Oh, and as for how European countries deal with immigration: they make the US look good. There is currently a great deal of fuss over how to keep Arabs and Muslims out without making it really obvious. Holland has perspective immigrants view a video with shots of naked people sunning on the beach. "If this offends you, perhaps you shouldn't move here," is a gross translation of what is said. (So don't quote me on that.) Other countries deny immigrants from wearing culturally identifiable clothing (France has a ban on head-scarves at schools, British students must adhear to uniform policy no matter what religion they are [so legs are bare as well as heads]) in an effort to get them to assimilate. Further, western EU countries are in a panic over cheap eastern EU labor. The main Irish ferry company recently sacked all of its employees in order to hire an eastern EU company to import cheap labor. This gets around Ireland's high minimum wage and it's legal because the cheap labor comes in from EU contries. All of this results in bizarre laws for both immigrants and migrant workers. If I were to immigrate to Denmark, I'd either need to marry a Dane or get a job that couldn't have gone to a Dane, I'd have to sign a paper saying that I would raise my children according to Danish values and I would have to pick the children's names off of an official registery of acceptable Danish names (I could petition to have a name from my home country as my child's name, but I would have to prove that it is a popular and normal name). Although I am not a member of the Danish National Lutheran Church I would have to register my marriage and my children through them because they are the offical keepers of such documents.

So while US immigration is a nightmare, if you follow the laws and fill out the forms you do not have to change your religion or your culture (except for a few specific cases where your cultural practices such as animal sacrifice [legal in certain places under certain restrictions] and female circumcision is illegal) and you can stay and enjoy all kinds of freedoms. There is a good reason why so many want to be here. And I will refer back to the first paragraph instead of restating because this is a really long comment.

jess said...

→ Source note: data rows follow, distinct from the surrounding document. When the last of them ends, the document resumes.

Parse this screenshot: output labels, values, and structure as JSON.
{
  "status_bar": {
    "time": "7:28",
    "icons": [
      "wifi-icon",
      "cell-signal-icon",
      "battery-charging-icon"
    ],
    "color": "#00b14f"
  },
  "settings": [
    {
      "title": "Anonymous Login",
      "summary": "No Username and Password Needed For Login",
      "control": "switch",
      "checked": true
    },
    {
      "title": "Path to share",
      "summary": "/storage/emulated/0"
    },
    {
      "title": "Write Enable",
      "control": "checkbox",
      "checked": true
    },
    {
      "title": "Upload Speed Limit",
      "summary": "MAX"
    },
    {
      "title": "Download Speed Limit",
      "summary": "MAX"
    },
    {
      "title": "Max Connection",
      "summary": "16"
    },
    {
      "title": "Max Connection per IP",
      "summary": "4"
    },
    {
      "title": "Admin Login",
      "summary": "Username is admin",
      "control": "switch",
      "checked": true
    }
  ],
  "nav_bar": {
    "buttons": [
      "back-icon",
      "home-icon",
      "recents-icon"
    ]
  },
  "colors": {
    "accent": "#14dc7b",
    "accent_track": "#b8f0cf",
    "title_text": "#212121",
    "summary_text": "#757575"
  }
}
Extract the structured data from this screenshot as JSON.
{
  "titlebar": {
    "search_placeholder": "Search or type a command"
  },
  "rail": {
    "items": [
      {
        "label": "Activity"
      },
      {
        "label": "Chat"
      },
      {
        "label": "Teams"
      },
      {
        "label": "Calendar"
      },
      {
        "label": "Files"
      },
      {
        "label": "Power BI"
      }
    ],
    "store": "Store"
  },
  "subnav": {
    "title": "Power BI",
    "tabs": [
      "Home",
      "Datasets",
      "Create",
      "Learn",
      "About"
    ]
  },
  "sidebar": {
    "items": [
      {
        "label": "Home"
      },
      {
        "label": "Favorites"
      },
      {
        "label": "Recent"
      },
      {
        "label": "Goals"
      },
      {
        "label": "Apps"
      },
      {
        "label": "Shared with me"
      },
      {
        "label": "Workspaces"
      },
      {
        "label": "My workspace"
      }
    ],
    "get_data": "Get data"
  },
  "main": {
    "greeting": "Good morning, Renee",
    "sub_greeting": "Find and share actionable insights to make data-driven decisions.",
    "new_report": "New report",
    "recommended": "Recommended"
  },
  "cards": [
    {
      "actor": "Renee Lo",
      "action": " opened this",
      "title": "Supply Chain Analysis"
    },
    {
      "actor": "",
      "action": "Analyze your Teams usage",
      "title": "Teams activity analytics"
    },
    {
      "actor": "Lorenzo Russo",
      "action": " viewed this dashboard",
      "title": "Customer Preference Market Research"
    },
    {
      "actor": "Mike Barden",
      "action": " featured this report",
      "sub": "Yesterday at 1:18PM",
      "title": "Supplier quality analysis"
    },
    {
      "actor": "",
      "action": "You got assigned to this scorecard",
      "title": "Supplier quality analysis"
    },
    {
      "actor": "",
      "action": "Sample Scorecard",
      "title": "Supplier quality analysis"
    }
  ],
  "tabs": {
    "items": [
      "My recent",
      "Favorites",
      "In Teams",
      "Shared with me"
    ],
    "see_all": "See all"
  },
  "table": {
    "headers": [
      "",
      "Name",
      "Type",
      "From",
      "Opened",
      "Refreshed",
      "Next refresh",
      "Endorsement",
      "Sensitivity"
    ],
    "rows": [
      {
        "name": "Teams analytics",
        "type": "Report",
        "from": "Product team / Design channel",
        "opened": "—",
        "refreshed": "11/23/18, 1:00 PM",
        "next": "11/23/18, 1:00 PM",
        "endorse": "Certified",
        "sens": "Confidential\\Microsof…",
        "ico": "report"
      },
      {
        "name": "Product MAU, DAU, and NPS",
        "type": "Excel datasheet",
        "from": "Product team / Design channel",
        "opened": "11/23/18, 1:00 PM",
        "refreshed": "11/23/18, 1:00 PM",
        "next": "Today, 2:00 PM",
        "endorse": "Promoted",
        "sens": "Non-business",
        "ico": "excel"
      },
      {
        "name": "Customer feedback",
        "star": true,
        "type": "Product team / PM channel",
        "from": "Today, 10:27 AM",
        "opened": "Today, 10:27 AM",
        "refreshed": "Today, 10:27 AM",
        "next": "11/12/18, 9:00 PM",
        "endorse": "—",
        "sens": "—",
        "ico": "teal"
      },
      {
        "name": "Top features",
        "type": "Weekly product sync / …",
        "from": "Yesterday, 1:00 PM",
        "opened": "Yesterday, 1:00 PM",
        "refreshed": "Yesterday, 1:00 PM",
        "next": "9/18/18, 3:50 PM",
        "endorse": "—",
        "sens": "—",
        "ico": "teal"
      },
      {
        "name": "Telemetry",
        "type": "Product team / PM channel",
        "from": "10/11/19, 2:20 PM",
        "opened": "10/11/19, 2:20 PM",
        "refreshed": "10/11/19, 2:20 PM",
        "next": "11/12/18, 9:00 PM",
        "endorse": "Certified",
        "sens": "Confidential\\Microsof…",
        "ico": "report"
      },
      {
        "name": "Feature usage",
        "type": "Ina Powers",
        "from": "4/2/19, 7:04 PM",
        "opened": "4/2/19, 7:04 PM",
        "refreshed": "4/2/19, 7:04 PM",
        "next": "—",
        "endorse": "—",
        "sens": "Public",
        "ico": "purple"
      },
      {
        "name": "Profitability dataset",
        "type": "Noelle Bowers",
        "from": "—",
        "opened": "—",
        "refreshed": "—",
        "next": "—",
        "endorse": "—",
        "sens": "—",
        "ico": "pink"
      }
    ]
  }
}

I heard a commentator (i think on npr, but don't quote me on that) discussing this. They were saying that immigration was one of the only things that the US really does better than europe. And now, we want to do it the european way (guest worker program) to mess it up.
Remember the riots in france by african and muslim immigrants last year? Makes a half a million folks marching peacefully in LA look damn good. Even if you add in the stupid kids walking out all last week (they have the right to, but many handled it very badly, at least here in sd), our protests show that people here are concerned, upset, even angry. But certainly not violently angry at our government as immigrants in some european countries are.